Children who have been removed from their homes due to abuse, abandonment or neglect have been traumatized. You will learn how to work with the behaviors they exhibit due to this trauma in your pre-service class. Foster parenting can be a challenge, but for those with the love and strength to foster, the rewards are enormous.

Children of all ages, origins, ethnicity, and backgrounds are in foster care. Foster children are diverse, yet they share a common thread: They have all experienced abuse, neglect, or abandonment, and they all need a loving family and a nurturing place to call home. These children have entered foster care through no fault of their own, and they wish for a brighter future. We are especially in need of foster parents who can:

  • Stay at home to care newborns under 6 weeks old;
  • Take sibling groups, especially of mixed gender;
  • Care for children with behavioral or mental health issues;
  • Care for children with medical needs; and
  • Care for teenagers and guide them toward independent living.

Yes, and vacations can be an excellent bonding experience for foster parents and their foster children. However, you must have prior arrangements approved

Yes, and you will learn more about the requirements for babysitters in your pre-service training class.

Everyone in the community can make a positive difference in the lives of local foster children – even if being a full-time foster parent isn’t right for you. Some of the many ways you can help include:

  • Volunteering at organizations that help local foster children;
  • Donating funds to help ChildNet’s mission of caring in our community;
  • Donating goods or services to help foster children and families; and
  • Mentoring or tutoring foster children.

A good way to learn about fostering, gauge your readiness to become a full-time foster parent, and still help a foster child is to become a respite foster parent. Respite care occurs when a foster child stays with another family for one or more nights, usually when foster parents must go out of town and cannot bring the child with them.
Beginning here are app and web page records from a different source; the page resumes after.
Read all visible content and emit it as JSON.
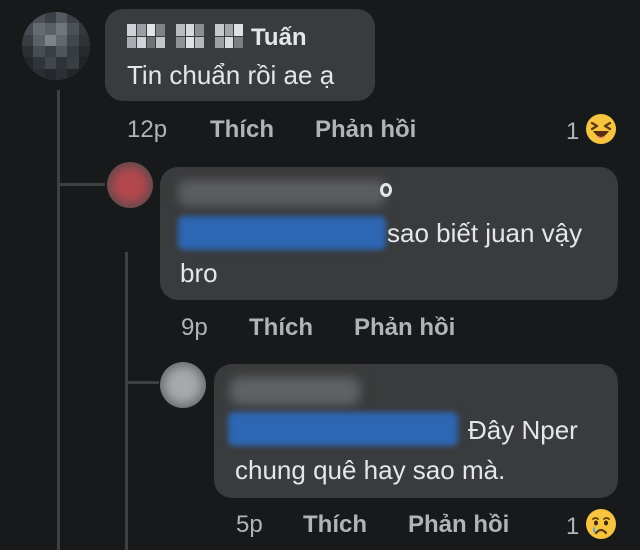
{
  "comments": [
    {
      "author_visible": "Tuấn",
      "text": "Tin chuẩn rồi ae ạ",
      "time": "12p",
      "like_label": "Thích",
      "reply_label": "Phản hồi",
      "reaction_count": "1",
      "reaction_icon": "laughing-emoji-icon"
    },
    {
      "author_visible": "",
      "text_line1": "sao biết juan vậy",
      "text_line2": "bro",
      "time": "9p",
      "like_label": "Thích",
      "reply_label": "Phản hồi"
    },
    {
      "author_visible": "",
      "text_line1": "Đây Nper",
      "text_line2": "chung quê hay sao mà.",
      "time": "5p",
      "like_label": "Thích",
      "reply_label": "Phản hồi",
      "reaction_count": "1",
      "reaction_icon": "sad-emoji-icon"
    }
  ],
  "colors": {
    "background": "#18191a",
    "bubble": "#3a3b3c",
    "text": "#e4e6eb",
    "meta": "#b0b3b8",
    "redaction_blue": "#2d66b3",
    "thread_line": "#3e4042"
  }
}
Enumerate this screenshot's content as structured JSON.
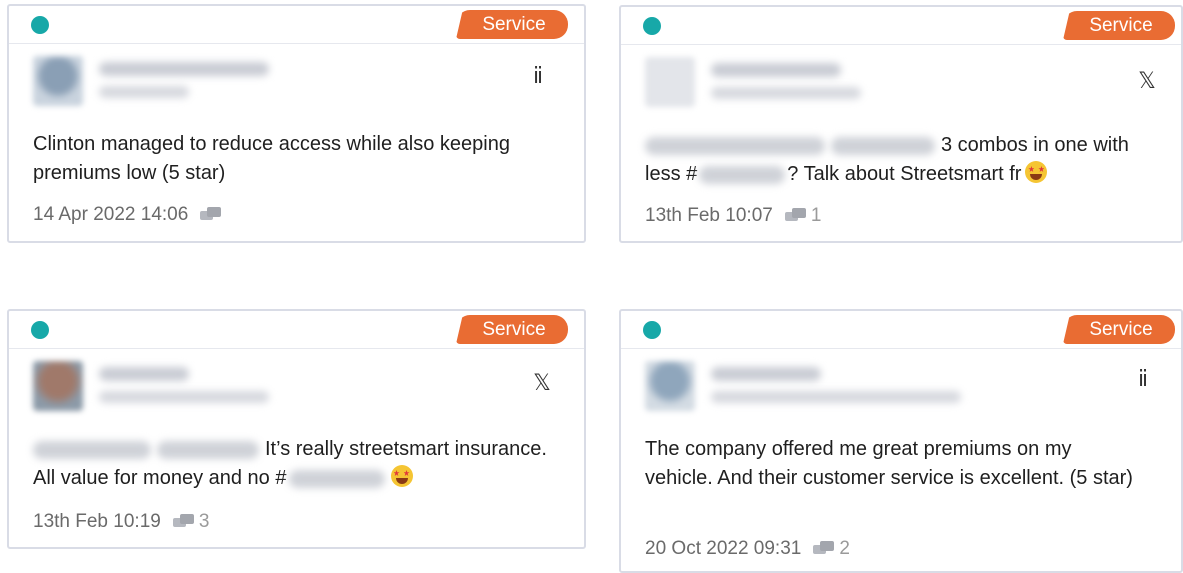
{
  "cards": [
    {
      "tag": "Service",
      "source_icon": "trustpilot-icon",
      "text": "Clinton managed to reduce access while also keeping premiums low (5 star)",
      "date": "14 Apr 2022 14:06",
      "comment_count": ""
    },
    {
      "tag": "Service",
      "source_icon": "x-twitter-icon",
      "text_before": "3 combos in one with less #",
      "text_after": "? Talk about Streetsmart fr",
      "date": "13th Feb 10:07",
      "comment_count": "1"
    },
    {
      "tag": "Service",
      "source_icon": "x-twitter-icon",
      "text_before": "It’s really streetsmart insurance. All value for money and no #",
      "date": "13th Feb 10:19",
      "comment_count": "3"
    },
    {
      "tag": "Service",
      "source_icon": "trustpilot-icon",
      "text": "The company offered me great premiums on my vehicle. And their customer service is excellent. (5 star)",
      "date": "20 Oct 2022 09:31",
      "comment_count": "2"
    }
  ],
  "colors": {
    "status_dot": "#17a8a8",
    "tag": "#e96c33",
    "border": "#d9dce6"
  }
}
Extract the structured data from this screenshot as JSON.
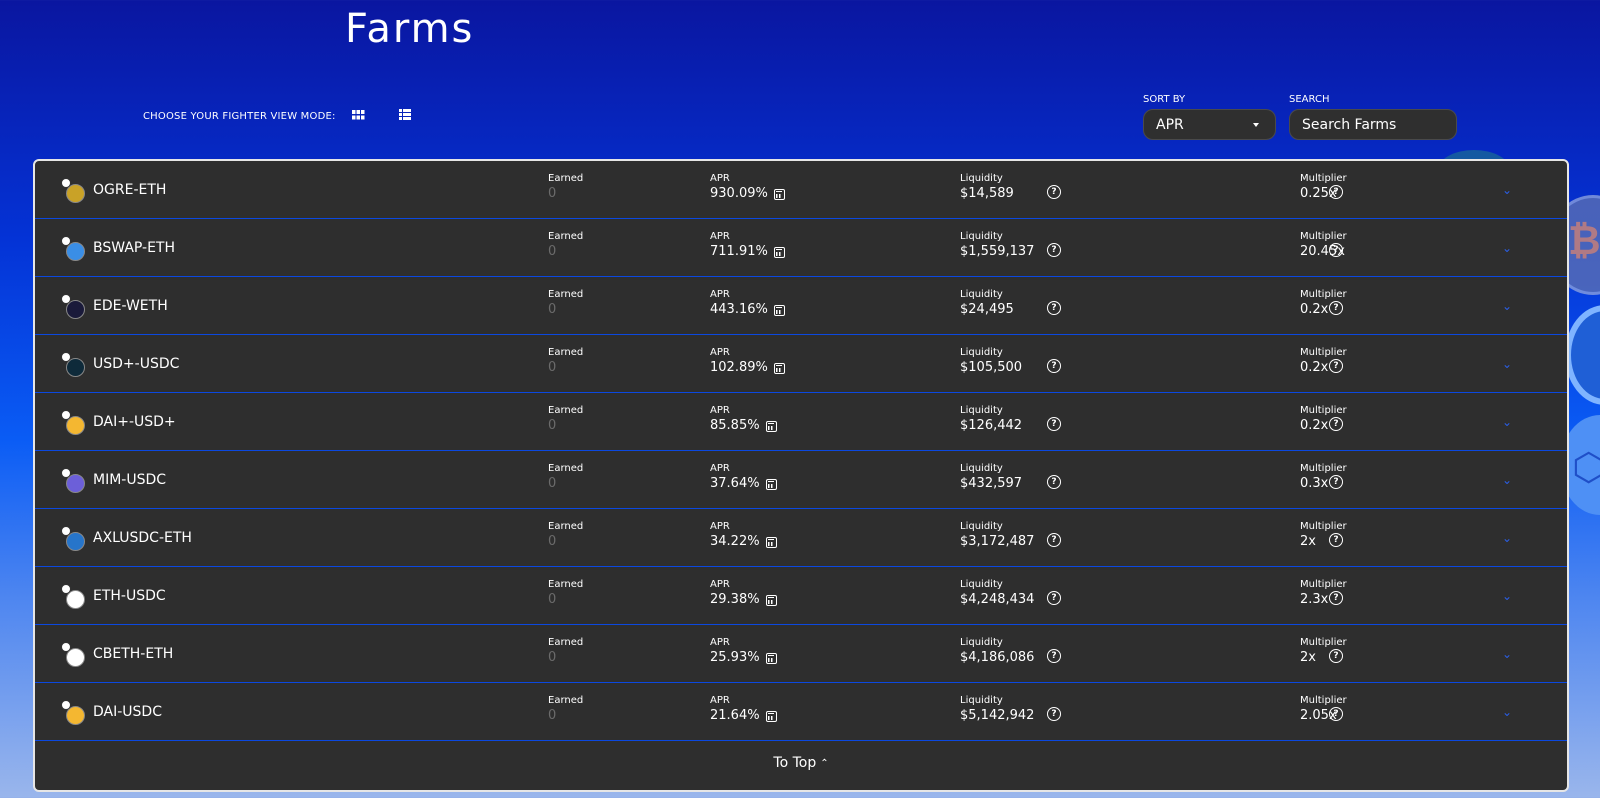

Respite foster parents receive the same training and license as full-time foster parents.